FreeBSD man pages : edquota (8)
EDQUOTA(8) FreeBSD System Manager's Manual EDQUOTA(8)
edquota - edit user quotas
edquota [-u] [-f fspath] [-p proto-username] username ...
edquota [-u] -e fspath[:bslim[:bhlim[:islim[:ihlim]]]] [-e ...] username
edquota -g [-f fspath] [-p proto-groupname] groupname ...
edquota -g -e fspath[:bslim[:bhlim[:islim[:ihlim]]]] [-e ...] groupname
edquota -t [-u] [-f fspath]
edquota -t -g [-f fspath]
Edquota is a quota editor. By default, or if the -u flag is specified,
one or more users may be specified on the command line. For each user a
temporary file is created with an ASCII representation of the current
disk quotas for that user. The list of filesystems with user quotas is
determined from /etc/fstab. An editor is invoked on the ASCII file. The
editor invoked is vi(1) unless the environment variable EDITOR specifies
The quotas may then be modified, new quotas added, etc. Setting a quota
to zero indicates that no quota should be imposed. Setting a hard limit
to one indicates that no allocations should be permitted. Setting a soft
limit to one with a hard limit of zero indicates that allocations should

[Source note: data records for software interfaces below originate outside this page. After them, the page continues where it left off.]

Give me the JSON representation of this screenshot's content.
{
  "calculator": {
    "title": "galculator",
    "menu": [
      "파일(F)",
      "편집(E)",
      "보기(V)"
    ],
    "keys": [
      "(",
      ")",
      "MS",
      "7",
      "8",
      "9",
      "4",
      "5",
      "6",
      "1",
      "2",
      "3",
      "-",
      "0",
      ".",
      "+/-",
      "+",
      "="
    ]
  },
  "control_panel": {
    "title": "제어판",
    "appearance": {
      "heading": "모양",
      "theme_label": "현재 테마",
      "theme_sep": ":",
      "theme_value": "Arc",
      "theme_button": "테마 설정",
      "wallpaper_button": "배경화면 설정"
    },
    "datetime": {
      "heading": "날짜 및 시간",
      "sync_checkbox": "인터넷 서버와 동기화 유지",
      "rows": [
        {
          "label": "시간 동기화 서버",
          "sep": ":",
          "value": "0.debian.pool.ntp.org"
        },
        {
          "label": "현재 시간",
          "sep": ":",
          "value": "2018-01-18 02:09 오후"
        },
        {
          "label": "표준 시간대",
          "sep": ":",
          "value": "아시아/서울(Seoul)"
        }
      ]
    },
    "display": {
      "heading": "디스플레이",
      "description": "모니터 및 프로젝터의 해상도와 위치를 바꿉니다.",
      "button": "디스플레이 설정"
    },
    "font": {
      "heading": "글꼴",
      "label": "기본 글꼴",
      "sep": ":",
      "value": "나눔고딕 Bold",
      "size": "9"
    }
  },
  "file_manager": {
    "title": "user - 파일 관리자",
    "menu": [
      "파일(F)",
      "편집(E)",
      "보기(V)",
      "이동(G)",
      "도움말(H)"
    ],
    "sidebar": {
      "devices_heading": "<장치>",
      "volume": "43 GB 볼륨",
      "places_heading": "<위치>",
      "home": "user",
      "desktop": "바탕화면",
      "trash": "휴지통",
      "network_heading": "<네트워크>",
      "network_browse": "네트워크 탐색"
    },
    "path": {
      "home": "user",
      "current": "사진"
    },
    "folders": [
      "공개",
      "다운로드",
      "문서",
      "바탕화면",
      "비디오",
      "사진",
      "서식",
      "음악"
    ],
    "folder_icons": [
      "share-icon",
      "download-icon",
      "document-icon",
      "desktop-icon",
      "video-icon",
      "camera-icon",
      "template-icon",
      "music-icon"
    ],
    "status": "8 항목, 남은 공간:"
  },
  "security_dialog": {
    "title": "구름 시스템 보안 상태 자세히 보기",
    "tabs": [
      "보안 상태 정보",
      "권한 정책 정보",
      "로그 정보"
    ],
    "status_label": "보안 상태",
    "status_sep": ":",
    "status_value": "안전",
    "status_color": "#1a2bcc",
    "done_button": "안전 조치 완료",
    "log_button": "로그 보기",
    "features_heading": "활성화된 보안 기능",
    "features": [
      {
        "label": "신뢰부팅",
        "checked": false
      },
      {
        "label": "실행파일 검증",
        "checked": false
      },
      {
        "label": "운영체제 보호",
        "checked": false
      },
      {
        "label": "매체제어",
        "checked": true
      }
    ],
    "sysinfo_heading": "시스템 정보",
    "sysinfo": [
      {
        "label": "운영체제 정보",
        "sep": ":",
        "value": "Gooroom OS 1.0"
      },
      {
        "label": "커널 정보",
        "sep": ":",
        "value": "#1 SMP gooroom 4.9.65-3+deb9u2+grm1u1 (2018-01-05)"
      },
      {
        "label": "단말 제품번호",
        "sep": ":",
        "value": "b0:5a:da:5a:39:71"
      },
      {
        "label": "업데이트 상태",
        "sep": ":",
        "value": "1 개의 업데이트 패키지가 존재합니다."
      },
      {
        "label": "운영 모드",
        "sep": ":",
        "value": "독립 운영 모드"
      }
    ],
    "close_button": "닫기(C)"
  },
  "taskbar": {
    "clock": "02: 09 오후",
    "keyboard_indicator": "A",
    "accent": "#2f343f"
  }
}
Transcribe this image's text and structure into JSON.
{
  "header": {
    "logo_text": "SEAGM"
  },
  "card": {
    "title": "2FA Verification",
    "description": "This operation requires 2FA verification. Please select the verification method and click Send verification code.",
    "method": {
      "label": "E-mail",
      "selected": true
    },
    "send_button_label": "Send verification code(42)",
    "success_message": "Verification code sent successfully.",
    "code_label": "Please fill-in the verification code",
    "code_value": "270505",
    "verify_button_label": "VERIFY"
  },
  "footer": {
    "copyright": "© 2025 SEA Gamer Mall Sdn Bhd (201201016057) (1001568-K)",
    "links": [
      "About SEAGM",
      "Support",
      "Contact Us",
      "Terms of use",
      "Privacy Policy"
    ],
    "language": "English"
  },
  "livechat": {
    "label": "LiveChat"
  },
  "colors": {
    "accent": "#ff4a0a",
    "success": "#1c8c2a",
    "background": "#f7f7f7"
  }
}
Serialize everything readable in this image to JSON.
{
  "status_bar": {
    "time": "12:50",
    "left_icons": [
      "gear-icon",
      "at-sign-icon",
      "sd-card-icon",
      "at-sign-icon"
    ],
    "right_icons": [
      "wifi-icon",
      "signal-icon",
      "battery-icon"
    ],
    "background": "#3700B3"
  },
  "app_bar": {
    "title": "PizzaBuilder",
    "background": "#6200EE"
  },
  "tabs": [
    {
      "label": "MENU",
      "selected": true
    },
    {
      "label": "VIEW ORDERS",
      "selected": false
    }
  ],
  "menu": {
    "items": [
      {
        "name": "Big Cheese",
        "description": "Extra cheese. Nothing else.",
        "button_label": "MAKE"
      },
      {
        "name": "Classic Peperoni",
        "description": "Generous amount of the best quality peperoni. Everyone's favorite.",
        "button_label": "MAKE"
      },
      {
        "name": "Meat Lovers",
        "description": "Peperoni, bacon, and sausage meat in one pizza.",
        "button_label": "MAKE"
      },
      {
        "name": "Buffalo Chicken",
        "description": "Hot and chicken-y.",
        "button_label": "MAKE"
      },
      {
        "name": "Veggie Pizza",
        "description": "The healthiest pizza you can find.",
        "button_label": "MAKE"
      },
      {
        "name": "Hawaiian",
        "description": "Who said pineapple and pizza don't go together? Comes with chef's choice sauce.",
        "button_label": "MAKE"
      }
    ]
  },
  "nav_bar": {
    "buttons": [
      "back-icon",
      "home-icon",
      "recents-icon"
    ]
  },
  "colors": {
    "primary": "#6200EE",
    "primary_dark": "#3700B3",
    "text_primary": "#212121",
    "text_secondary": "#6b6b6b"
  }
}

be permitted only on a temporary basis (see -t below). The current usage
information in the file is for informational purposes; only the hard and
soft limits can be changed.
On leaving the editor, edquota reads the temporary file and modifies the
binary quota files to reflect the changes made.
If the -p option is specified, edquota will duplicate the quotas of the
prototypical user specified for each user specified. This is the normal
mechanism used to initialize quotas for groups of users. If the user
given to assign quotas to is a numerical uid range (e.g. 1000-2000), then
edquota will duplicate the quotas of the prototypical user for each uid
in the range specified. This allows for easy setup of default quotas for
a group of users. The uids in question do not have to be currently
assigned in /etc/passwd.
If one or more -e fspath[:bslim[:bhlim[:islim[:ihlim]]]] options are
specified, edquota will non-interactively set quotas defined by bslim,
bhlim, islim and ihlim on each particular filesystem referenced by
fspath. Here bslim is soft limit on number of blocks, bslim is hard
limit on number of blocks, islim is soft limit on number of files and
ihlim is hard limit on number of files. If any of the bslim, bhlim,
islim and ihlim values are omitted, it is assumed to be zero, therefore
indicating that no quota should be imposed.
If invoked with the -f option, edquota will read and modify quotas on the
filesystem specified by fspath only. The fspath argument may be either a
special device or a filesystem mount point. The primary purpose of this
option is to set the scope for the -p option, which would overwrite quota
records on every filesystem with quotas otherwise.
If the -g flag is specified, edquota is invoked to edit the quotas of one
or more groups specified on the command line. The -p flag can be speci-
fied in conjunction with the -g flag to specify a prototypical group to
be duplicated among the listed set of groups. Similarly, -e flag can be
specified in conjunction with the -g flag to non-interactively set-up
quotas on the listed set of groups.
Users are permitted to exceed their soft limits for a grace period that
may be specified per filesystem. Once the grace period has expired, the
soft limit is enforced as a hard limit. The default grace period for a
filesystem is specified in /usr/include/ufs/ufs/quota.h. The -t flag can
be used to change the grace period. By default, or when invoked with the
-u flag, the grace period is set for all the filesystems with user quotas
specified in /etc/fstab. When invoked with the -g flag the grace period
is set for all the filesystems with group quotas specified in /etc/fstab.
The grace period may be specified in days, hours, minutes, or seconds.
Setting a grace period to zero indicates that the default grace period
should be imposed. Setting a grace period to one second indicates that
no grace period should be granted.
Only the super-user may edit quotas.
quota.user at the filesystem root with user quotas
quota.group at the filesystem root with group quotas
/etc/fstab to find filesystem names and locations
quota(1), quotactl(2), fstab(5), quotacheck(8), quotaon(8), repquota(8)
Various messages about inaccessible files; self-explanatory.
FreeBSD 4.8 June 6, 1993 FreeBSD 4.8